Things start to come alive during September particularly on the inner reefs and shoals. Smooth seas and light winds are more common this month, so if you get the chance, make the most of it.
The estuaries are worth inspecting. If you are planning to fish overnight in an estuary somewhere, then you will want to get in soon before the sandies and mossies start taking up residence for the summer.
There have been some nice catches of grunter in South Trees Inlet particularly in the deeper holes along the rock walls. Moses perch have been captured along the mangrove edges near QAL with a couple of smaller estuary cod being found at the pylons of the conveyor belt bridge.
The occasional threadfin is hitting gar in the Calliope River near the main road bridge. Salmon are typically bottom feeders, but they will also rise to take small fish including mullet and gar. They are mostly active on dusk especially at the top of the tide.
Threadfin can also be found around the mouth of Middle Creek and around Black Swan Island in the Narrows. Threadfin like moving bait so get right into the mangroves and try some slow retrieves.
Legal red emperor are getting harder to find of late so when you get one to the boat that measures close to the magic 55cm, it can certainly attract some attention. They are well respected fish so local fishers treat them with care and return them to the water without being harmed. Reds seem to have cleared the inner reefs for the time being and boaters have to travel some distance if chasing reds for the plate.
Coral trout are still worthy catches around good reef. They are hitting baits around Masthead and have been on the catch list of many boats that venture out this way. Coral trout like their bait fresh so don’t skimp if you want a trophy fish.
Fresh fish flesh like iodine bream make worthy bait, especially if it has just been caught and put back on the other side of the hook. Sharp 6/0 singles or ganged hooks are the best tackle for coral trout. On a paternoster rig I prefer double dropper loops, as double hook ups are common for coral trout.
For working fishers, it seems a rare occasion when fabulous fishing weather occurs on weekends or non-working days. This year you can count these special occasions on one hand but this was just the case on a recent weekend – variable winds to 2-knots and seas no more than centimetres. I couldn’t get the boat into the water fast enough.

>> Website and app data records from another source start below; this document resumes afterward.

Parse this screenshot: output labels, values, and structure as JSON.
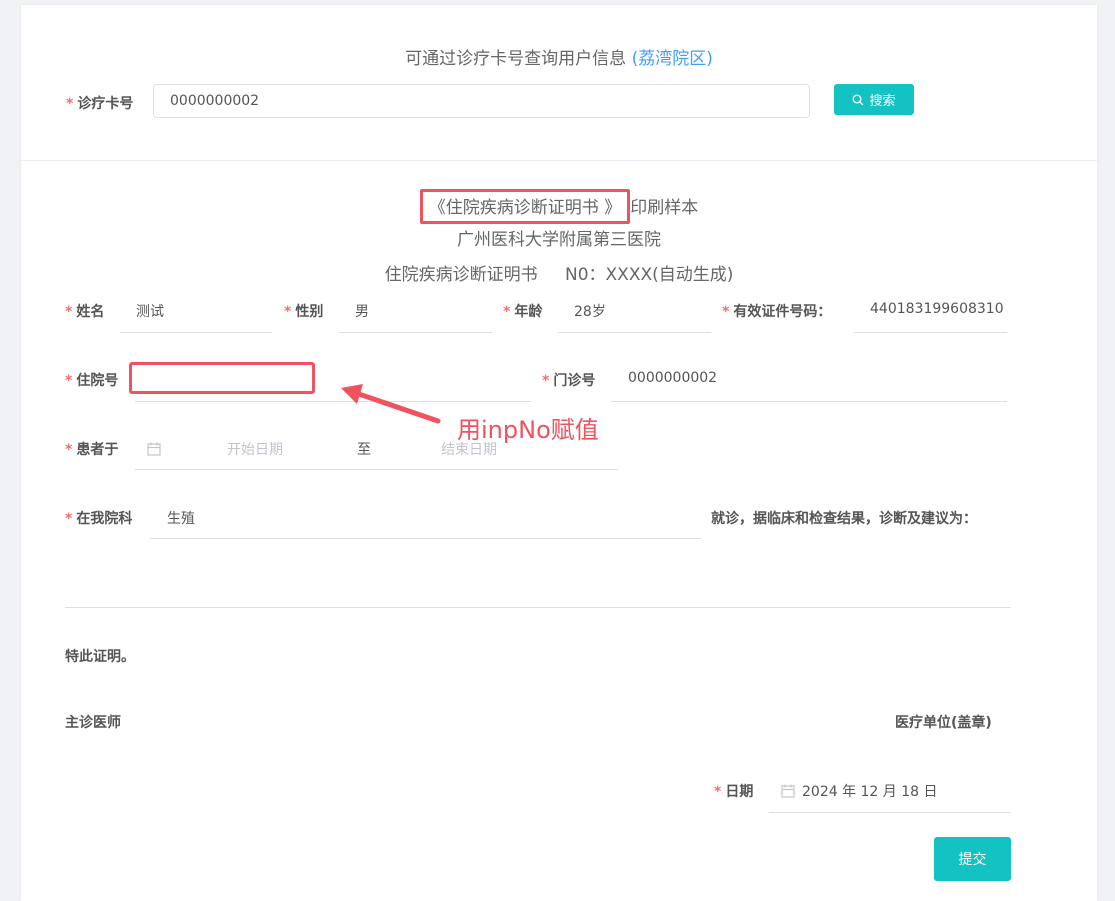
{
  "search": {
    "hint_text": "可通过诊疗卡号查询用户信息",
    "campus": "(荔湾院区)",
    "card_label": "诊疗卡号",
    "card_value": "0000000002",
    "search_label": "搜索"
  },
  "document": {
    "sample_title_highlight": "《住院疾病诊断证明书 》",
    "sample_title_suffix": "印刷样本",
    "hospital_name": "广州医科大学附属第三医院",
    "cert_name": "住院疾病诊断证明书",
    "cert_no": "N0：XXXX(自动生成)"
  },
  "form": {
    "name_label": "姓名",
    "name_value": "测试",
    "gender_label": "性别",
    "gender_value": "男",
    "age_label": "年龄",
    "age_value": "28岁",
    "id_label": "有效证件号码：",
    "id_value": "440183199608310",
    "inpatient_label": "住院号",
    "inpatient_value": "",
    "outpatient_label": "门诊号",
    "outpatient_value": "0000000002",
    "patient_label": "患者于",
    "start_placeholder": "开始日期",
    "range_sep": "至",
    "end_placeholder": "结束日期",
    "dept_label": "在我院科",
    "dept_value": "生殖",
    "diagnosis_text": "就诊，据临床和检查结果，诊断及建议为：",
    "certify_text": "特此证明。",
    "doctor_label": "主诊医师",
    "unit_label": "医疗单位(盖章)",
    "date_label": "日期",
    "date_value": "2024 年 12 月 18 日",
    "submit_label": "提交"
  },
  "annotation": {
    "text": "用inpNo赋值",
    "color": "#f0525f"
  },
  "colors": {
    "accent": "#13c2c2",
    "link": "#409eff",
    "required": "#f56c6c"
  }
}
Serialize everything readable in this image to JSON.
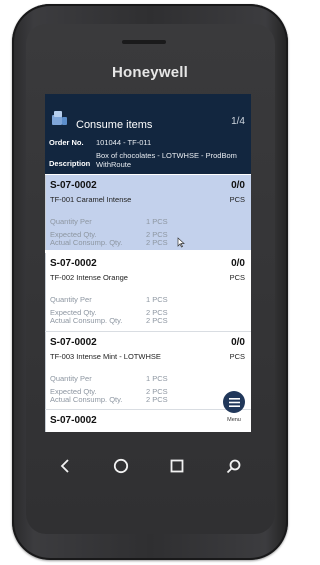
{
  "device": {
    "brand": "Honeywell"
  },
  "header": {
    "title": "Consume items",
    "page": "1/4",
    "order_label": "Order No.",
    "order_value": "101044 - TF-011",
    "description_label": "Description",
    "description_line1": "Box of chocolates - LOTWHSE - ProdBom",
    "description_line2": "WithRoute"
  },
  "cards": [
    {
      "location": "S-07-0002",
      "qty": "0/0",
      "code": "TF-001  Caramel Intense",
      "unit": "PCS",
      "selected": true,
      "rows": [
        {
          "label": "Quantity Per",
          "value": "1 PCS"
        },
        {
          "label": "Expected Qty.",
          "value": "2 PCS"
        },
        {
          "label": "Actual Consump. Qty.",
          "value": "2 PCS"
        }
      ]
    },
    {
      "location": "S-07-0002",
      "qty": "0/0",
      "code": "TF-002  Intense Orange",
      "unit": "PCS",
      "selected": false,
      "rows": [
        {
          "label": "Quantity Per",
          "value": "1 PCS"
        },
        {
          "label": "Expected Qty.",
          "value": "2 PCS"
        },
        {
          "label": "Actual Consump. Qty.",
          "value": "2 PCS"
        }
      ]
    },
    {
      "location": "S-07-0002",
      "qty": "0/0",
      "code": "TF-003  Intense Mint - LOTWHSE",
      "unit": "PCS",
      "selected": false,
      "rows": [
        {
          "label": "Quantity Per",
          "value": "1 PCS"
        },
        {
          "label": "Expected Qty.",
          "value": "2 PCS"
        },
        {
          "label": "Actual Consump. Qty.",
          "value": "2 PCS"
        }
      ]
    },
    {
      "location": "S-07-0002"
    }
  ],
  "menu": {
    "label": "Menu",
    "icon": "hamburger-icon"
  },
  "navbar": {
    "icons": [
      "back-icon",
      "home-icon",
      "recent-apps-icon",
      "search-icon"
    ]
  },
  "colors": {
    "header_bg": "#12263f",
    "selected_card": "#c3d1ec",
    "menu_button": "#20375a"
  }
}
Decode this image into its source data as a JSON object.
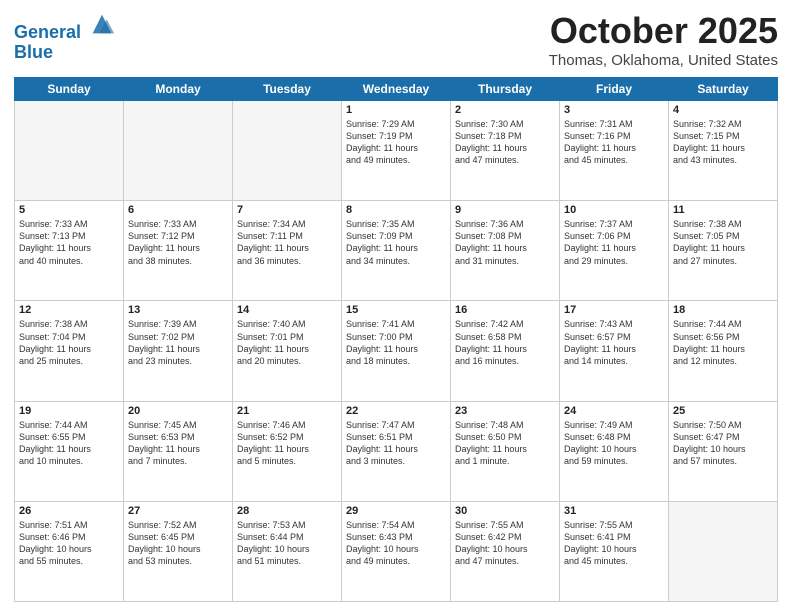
{
  "header": {
    "logo_line1": "General",
    "logo_line2": "Blue",
    "month": "October 2025",
    "location": "Thomas, Oklahoma, United States"
  },
  "days_of_week": [
    "Sunday",
    "Monday",
    "Tuesday",
    "Wednesday",
    "Thursday",
    "Friday",
    "Saturday"
  ],
  "weeks": [
    [
      {
        "day": "",
        "info": ""
      },
      {
        "day": "",
        "info": ""
      },
      {
        "day": "",
        "info": ""
      },
      {
        "day": "1",
        "info": "Sunrise: 7:29 AM\nSunset: 7:19 PM\nDaylight: 11 hours\nand 49 minutes."
      },
      {
        "day": "2",
        "info": "Sunrise: 7:30 AM\nSunset: 7:18 PM\nDaylight: 11 hours\nand 47 minutes."
      },
      {
        "day": "3",
        "info": "Sunrise: 7:31 AM\nSunset: 7:16 PM\nDaylight: 11 hours\nand 45 minutes."
      },
      {
        "day": "4",
        "info": "Sunrise: 7:32 AM\nSunset: 7:15 PM\nDaylight: 11 hours\nand 43 minutes."
      }
    ],
    [
      {
        "day": "5",
        "info": "Sunrise: 7:33 AM\nSunset: 7:13 PM\nDaylight: 11 hours\nand 40 minutes."
      },
      {
        "day": "6",
        "info": "Sunrise: 7:33 AM\nSunset: 7:12 PM\nDaylight: 11 hours\nand 38 minutes."
      },
      {
        "day": "7",
        "info": "Sunrise: 7:34 AM\nSunset: 7:11 PM\nDaylight: 11 hours\nand 36 minutes."
      },
      {
        "day": "8",
        "info": "Sunrise: 7:35 AM\nSunset: 7:09 PM\nDaylight: 11 hours\nand 34 minutes."
      },
      {
        "day": "9",
        "info": "Sunrise: 7:36 AM\nSunset: 7:08 PM\nDaylight: 11 hours\nand 31 minutes."
      },
      {
        "day": "10",
        "info": "Sunrise: 7:37 AM\nSunset: 7:06 PM\nDaylight: 11 hours\nand 29 minutes."
      },
      {
        "day": "11",
        "info": "Sunrise: 7:38 AM\nSunset: 7:05 PM\nDaylight: 11 hours\nand 27 minutes."
      }
    ],
    [
      {
        "day": "12",
        "info": "Sunrise: 7:38 AM\nSunset: 7:04 PM\nDaylight: 11 hours\nand 25 minutes."
      },
      {
        "day": "13",
        "info": "Sunrise: 7:39 AM\nSunset: 7:02 PM\nDaylight: 11 hours\nand 23 minutes."
      },
      {
        "day": "14",
        "info": "Sunrise: 7:40 AM\nSunset: 7:01 PM\nDaylight: 11 hours\nand 20 minutes."
      },
      {
        "day": "15",
        "info": "Sunrise: 7:41 AM\nSunset: 7:00 PM\nDaylight: 11 hours\nand 18 minutes."
      },
      {
        "day": "16",
        "info": "Sunrise: 7:42 AM\nSunset: 6:58 PM\nDaylight: 11 hours\nand 16 minutes."
      },
      {
        "day": "17",
        "info": "Sunrise: 7:43 AM\nSunset: 6:57 PM\nDaylight: 11 hours\nand 14 minutes."
      },
      {
        "day": "18",
        "info": "Sunrise: 7:44 AM\nSunset: 6:56 PM\nDaylight: 11 hours\nand 12 minutes."
      }
    ],
    [
      {
        "day": "19",
        "info": "Sunrise: 7:44 AM\nSunset: 6:55 PM\nDaylight: 11 hours\nand 10 minutes."
      },
      {
        "day": "20",
        "info": "Sunrise: 7:45 AM\nSunset: 6:53 PM\nDaylight: 11 hours\nand 7 minutes."
      },
      {
        "day": "21",
        "info": "Sunrise: 7:46 AM\nSunset: 6:52 PM\nDaylight: 11 hours\nand 5 minutes."
      },
      {
        "day": "22",
        "info": "Sunrise: 7:47 AM\nSunset: 6:51 PM\nDaylight: 11 hours\nand 3 minutes."
      },
      {
        "day": "23",
        "info": "Sunrise: 7:48 AM\nSunset: 6:50 PM\nDaylight: 11 hours\nand 1 minute."
      },
      {
        "day": "24",
        "info": "Sunrise: 7:49 AM\nSunset: 6:48 PM\nDaylight: 10 hours\nand 59 minutes."
      },
      {
        "day": "25",
        "info": "Sunrise: 7:50 AM\nSunset: 6:47 PM\nDaylight: 10 hours\nand 57 minutes."
      }
    ],
    [
      {
        "day": "26",
        "info": "Sunrise: 7:51 AM\nSunset: 6:46 PM\nDaylight: 10 hours\nand 55 minutes."
      },
      {
        "day": "27",
        "info": "Sunrise: 7:52 AM\nSunset: 6:45 PM\nDaylight: 10 hours\nand 53 minutes."
      },
      {
        "day": "28",
        "info": "Sunrise: 7:53 AM\nSunset: 6:44 PM\nDaylight: 10 hours\nand 51 minutes."
      },
      {
        "day": "29",
        "info": "Sunrise: 7:54 AM\nSunset: 6:43 PM\nDaylight: 10 hours\nand 49 minutes."
      },
      {
        "day": "30",
        "info": "Sunrise: 7:55 AM\nSunset: 6:42 PM\nDaylight: 10 hours\nand 47 minutes."
      },
      {
        "day": "31",
        "info": "Sunrise: 7:55 AM\nSunset: 6:41 PM\nDaylight: 10 hours\nand 45 minutes."
      },
      {
        "day": "",
        "info": ""
      }
    ]
  ]
}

As expected, every boat in Gladstone was also on the water so after launching the boat I was forced to park in a different postcode with my mate freezing his toes off while holding the boat. Nevertheless, when we got underway it was just over a 30 minute run to Rock Cod Shoals, my favourite reef fishing location.
It was a glorious day and I had worked this area often, knowing that it never failed to produce the goods. The advantage of working one area regularly is that you get to know the intricacies that make this area tick. For some reason, and I don’t know why, during the colder months the deeper areas of Rock Cod Shoals are more productive.
The shallow areas around 10m in depth are certainly my first target during summer, but during winter I just can’t pull a trick at these locations. I am sure there is some scientific explanation of which I am not aware.
I don’t drift on all Gladstone shoals, but I do like to drift on Rock Cod. Most of the boaters who also fish here seem to drift as well. If all the boats are drifting, there are no problems. But do keep alert if a boat is sitting on anchor when drifting.
During winter, I start my drift about 23S42.744 151E40.73. This initially puts in excess of 25m of water under the boat. I start subsequent drifts east of this mark and progressively move further eastward, staying in the deeper water. There are a few gullies around this section of the shoals so the bottom contours offer interesting and varied profiles.
On this weekend we had whole squid, squid strips and whole pilchards on our hooks. The attraction of these depths at this time of the year is that the small pickers, like iodine bream and strippies, seem to disappear. We could sit and work our baits without the constant tug of mouths too small to get hooked up.
Within a few minutes of getting the baits into the water we were hooking up small parrot and tuskers. They were small enough to be measured twice but unfortunately were returned to the water. However it wasn’t long before we hooked up to some good plate size blue parrot and hefty tuskers.
I am sure I have mentioned this before, but parrot is without a doubt my favourite table fare as the white flesh is juicy and succulent. Parrot requires little else than dusting with flour and a moment on a really hot barbecue plate –delicious.
I was really pleased to be hooking up to parrot – one after another. After half a dozen or so drifts, I had my bag limit of parrot ranging from some real thumpers to a couple of smaller ones that just nudged just over 33cm. Parrot seldom survive after being pulled from depth so it is lucky that even the barely legal species produce a solid fillet.
By this time it was midday and we were on still water just before the tide was about to come in. It seemed that every fish on the shoals refused to bite. We moved the boat to the shallower sections of the shoals, just to test out my depth-in-winter theory.
Sure enough, we didn’t get a decent bite for the rest of the afternoon. If the conditions weren’t so glorious we would have been rightly cheesed off. However on a magnificent crystal clear Central Queensland winter’s day you can’t help but be very satisfied to be in a boat on the waters above Gladstone’s premier shoals.Reads: 11683